“Whilst it is for the local government, as the employer, to make any revised pay offer, I am absolutely committed to supporting a fair pay offer for teachers and we will work with the Scottish Negotiating Committee for Teachers to conclude these negotiations as quickly as possible.”

The Education Secretary was quizzed by EIS delegates whether a 9% real-terms cut was the value placed on teachers following the spending review projections.

She replied: “The Scottish Government has a strong track record for our support for teachers.

“I’m absolutely committed to be working with unions and with Cosla to see what can be done this week so that we can have a fair pay rise.

“But recognising that, we do have financial constraints both within the Scottish Government and within local government that we need to reflect the reality of that context in that situation within the pay discussions that we’re having.”

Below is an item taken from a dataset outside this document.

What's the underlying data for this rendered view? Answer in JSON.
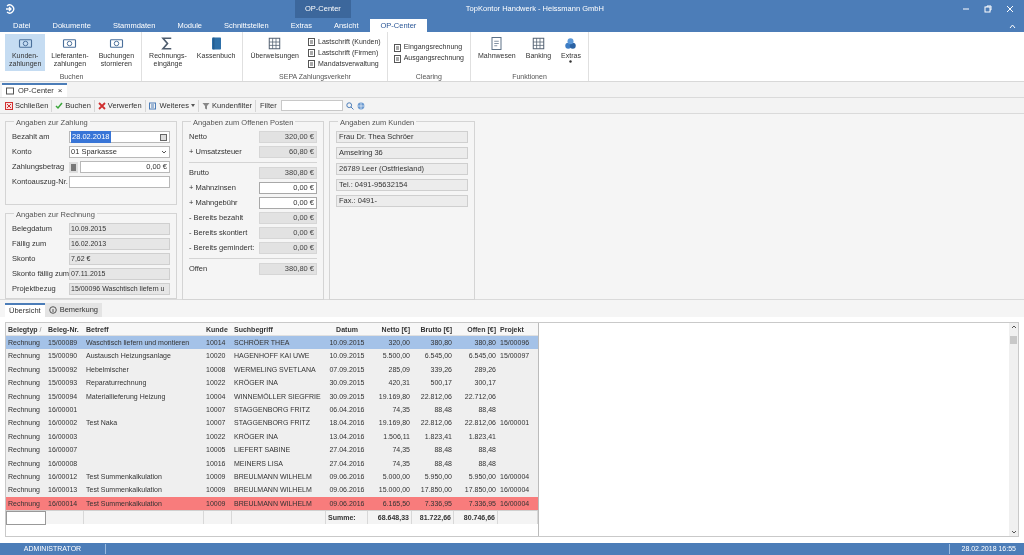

During Flanagan’s AGM speech at Dundee’s Caird Hall, he said teachers are ready to “fight back” and said school staff “deserve better” after their efforts during the pandemic.

He said: “Cosla and the Scottish Government are on notice that come the autumn we will be strike-ready if required.”

It followed a similar message from union president Heather Hughes, who warned school teachers are ready to “vacate classrooms” to demand change.